───── LISTED ENTRIES

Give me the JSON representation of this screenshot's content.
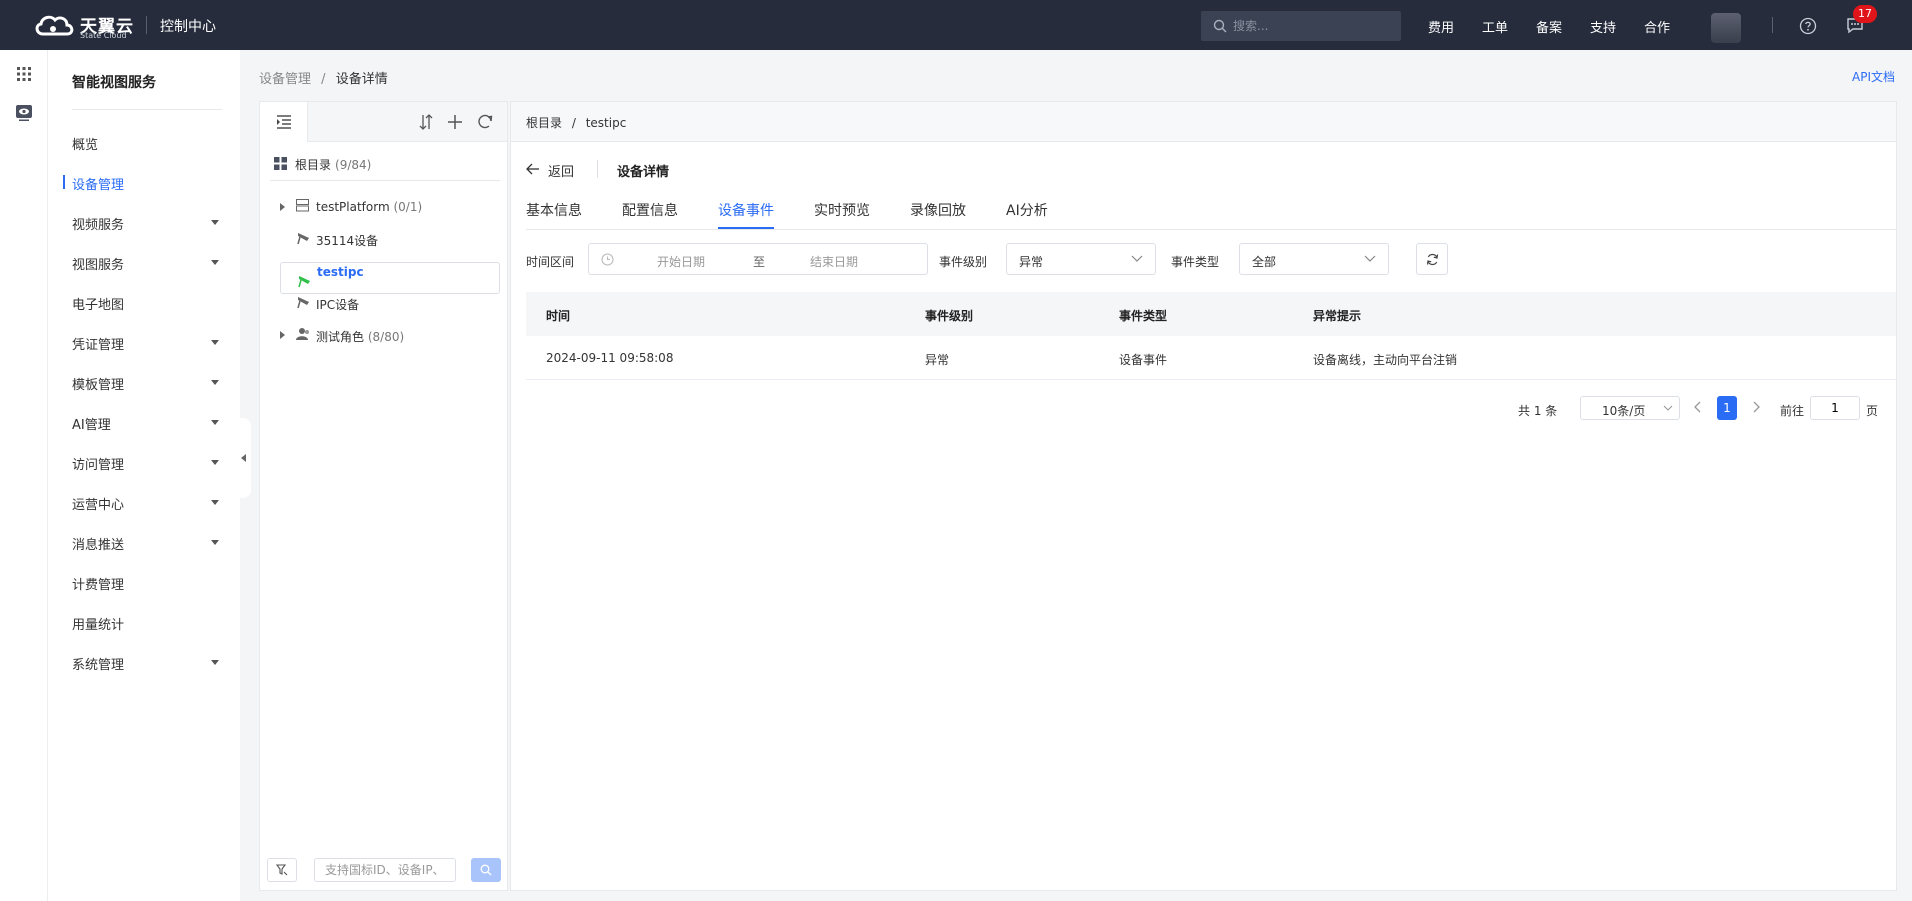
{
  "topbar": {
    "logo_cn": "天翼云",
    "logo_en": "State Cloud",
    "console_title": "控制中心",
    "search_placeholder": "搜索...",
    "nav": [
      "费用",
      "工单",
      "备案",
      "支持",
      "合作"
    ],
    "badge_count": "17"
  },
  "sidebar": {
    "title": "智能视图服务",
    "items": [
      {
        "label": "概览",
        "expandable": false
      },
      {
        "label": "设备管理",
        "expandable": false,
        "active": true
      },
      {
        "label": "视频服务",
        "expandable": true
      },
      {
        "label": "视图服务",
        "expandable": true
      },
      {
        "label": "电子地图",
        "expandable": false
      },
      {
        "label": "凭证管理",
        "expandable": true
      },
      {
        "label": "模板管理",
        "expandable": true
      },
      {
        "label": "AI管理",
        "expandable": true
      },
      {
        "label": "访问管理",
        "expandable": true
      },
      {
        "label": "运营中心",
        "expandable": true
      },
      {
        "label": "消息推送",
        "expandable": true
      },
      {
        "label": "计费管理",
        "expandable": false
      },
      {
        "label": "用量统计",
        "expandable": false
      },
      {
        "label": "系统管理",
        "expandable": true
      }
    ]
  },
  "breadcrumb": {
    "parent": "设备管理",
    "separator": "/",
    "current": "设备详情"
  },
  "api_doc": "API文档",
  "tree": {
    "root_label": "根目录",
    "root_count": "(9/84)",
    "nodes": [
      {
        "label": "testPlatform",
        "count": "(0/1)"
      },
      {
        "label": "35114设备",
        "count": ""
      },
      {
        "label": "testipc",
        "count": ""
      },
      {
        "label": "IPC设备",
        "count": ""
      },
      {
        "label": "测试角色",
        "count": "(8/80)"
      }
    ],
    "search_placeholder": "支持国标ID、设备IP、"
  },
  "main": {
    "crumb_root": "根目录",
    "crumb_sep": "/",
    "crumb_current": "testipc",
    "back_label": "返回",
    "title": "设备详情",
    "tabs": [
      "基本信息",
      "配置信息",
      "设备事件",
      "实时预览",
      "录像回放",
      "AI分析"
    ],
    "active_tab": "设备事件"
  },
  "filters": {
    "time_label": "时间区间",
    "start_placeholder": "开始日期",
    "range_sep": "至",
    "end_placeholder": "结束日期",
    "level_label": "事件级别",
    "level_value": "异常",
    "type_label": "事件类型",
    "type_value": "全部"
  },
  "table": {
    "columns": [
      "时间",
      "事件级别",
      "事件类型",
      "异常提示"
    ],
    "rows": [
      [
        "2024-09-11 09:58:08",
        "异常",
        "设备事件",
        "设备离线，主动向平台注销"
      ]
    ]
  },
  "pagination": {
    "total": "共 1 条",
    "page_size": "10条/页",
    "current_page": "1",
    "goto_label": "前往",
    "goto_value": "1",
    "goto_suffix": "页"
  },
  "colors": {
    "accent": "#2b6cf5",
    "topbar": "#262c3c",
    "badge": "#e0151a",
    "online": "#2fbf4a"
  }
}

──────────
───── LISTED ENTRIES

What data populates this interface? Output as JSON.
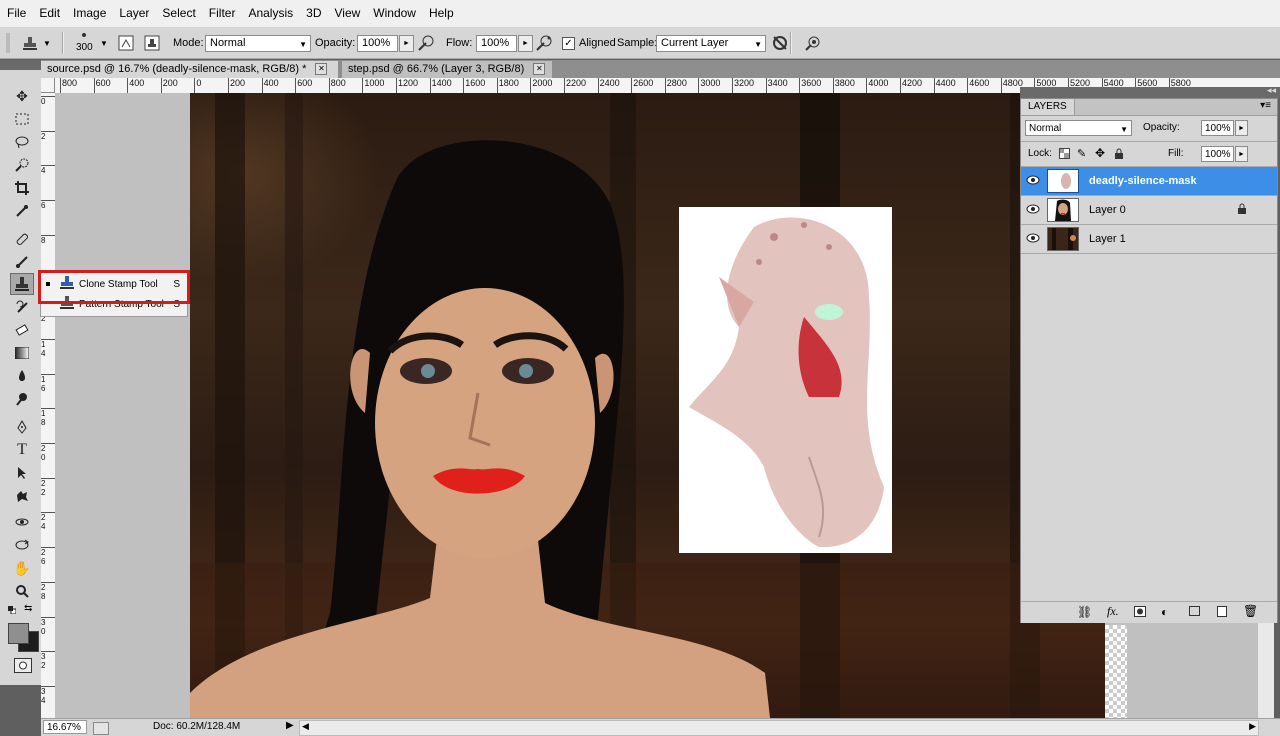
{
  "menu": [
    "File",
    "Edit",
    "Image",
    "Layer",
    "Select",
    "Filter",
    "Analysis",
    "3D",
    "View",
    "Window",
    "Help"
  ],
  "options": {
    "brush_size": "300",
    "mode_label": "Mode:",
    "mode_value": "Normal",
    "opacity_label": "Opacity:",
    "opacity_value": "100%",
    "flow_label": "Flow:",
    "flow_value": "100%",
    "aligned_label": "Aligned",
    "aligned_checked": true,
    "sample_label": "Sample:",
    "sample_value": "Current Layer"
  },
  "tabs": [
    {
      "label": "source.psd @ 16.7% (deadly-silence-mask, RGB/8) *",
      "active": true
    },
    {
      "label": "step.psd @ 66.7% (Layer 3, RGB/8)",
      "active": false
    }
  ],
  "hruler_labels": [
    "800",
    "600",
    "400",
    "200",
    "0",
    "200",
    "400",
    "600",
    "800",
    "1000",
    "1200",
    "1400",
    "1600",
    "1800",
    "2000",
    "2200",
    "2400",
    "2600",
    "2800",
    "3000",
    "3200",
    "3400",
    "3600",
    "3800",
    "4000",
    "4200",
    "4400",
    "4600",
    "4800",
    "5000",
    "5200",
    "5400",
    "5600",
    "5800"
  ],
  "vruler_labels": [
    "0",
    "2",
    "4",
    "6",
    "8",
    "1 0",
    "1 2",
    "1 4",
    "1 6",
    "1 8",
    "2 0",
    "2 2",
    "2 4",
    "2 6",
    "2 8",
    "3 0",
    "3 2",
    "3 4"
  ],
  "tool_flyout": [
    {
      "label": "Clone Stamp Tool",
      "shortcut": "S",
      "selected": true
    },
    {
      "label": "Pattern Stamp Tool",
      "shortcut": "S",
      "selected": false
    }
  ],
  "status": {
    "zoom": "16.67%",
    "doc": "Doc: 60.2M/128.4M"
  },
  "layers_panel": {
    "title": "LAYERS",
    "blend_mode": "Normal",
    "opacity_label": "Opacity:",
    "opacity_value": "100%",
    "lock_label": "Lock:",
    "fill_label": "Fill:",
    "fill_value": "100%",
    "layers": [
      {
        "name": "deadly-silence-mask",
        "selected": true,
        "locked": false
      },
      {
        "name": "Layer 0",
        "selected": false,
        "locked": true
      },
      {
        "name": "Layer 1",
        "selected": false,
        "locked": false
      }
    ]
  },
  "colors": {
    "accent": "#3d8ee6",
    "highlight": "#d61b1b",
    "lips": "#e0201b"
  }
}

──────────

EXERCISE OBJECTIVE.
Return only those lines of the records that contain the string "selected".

SOLUTION FOR THIS PROBLEM.
      "selected": true
      "selected": false
        "selected": true,
        "selected": false,
        "selected": false,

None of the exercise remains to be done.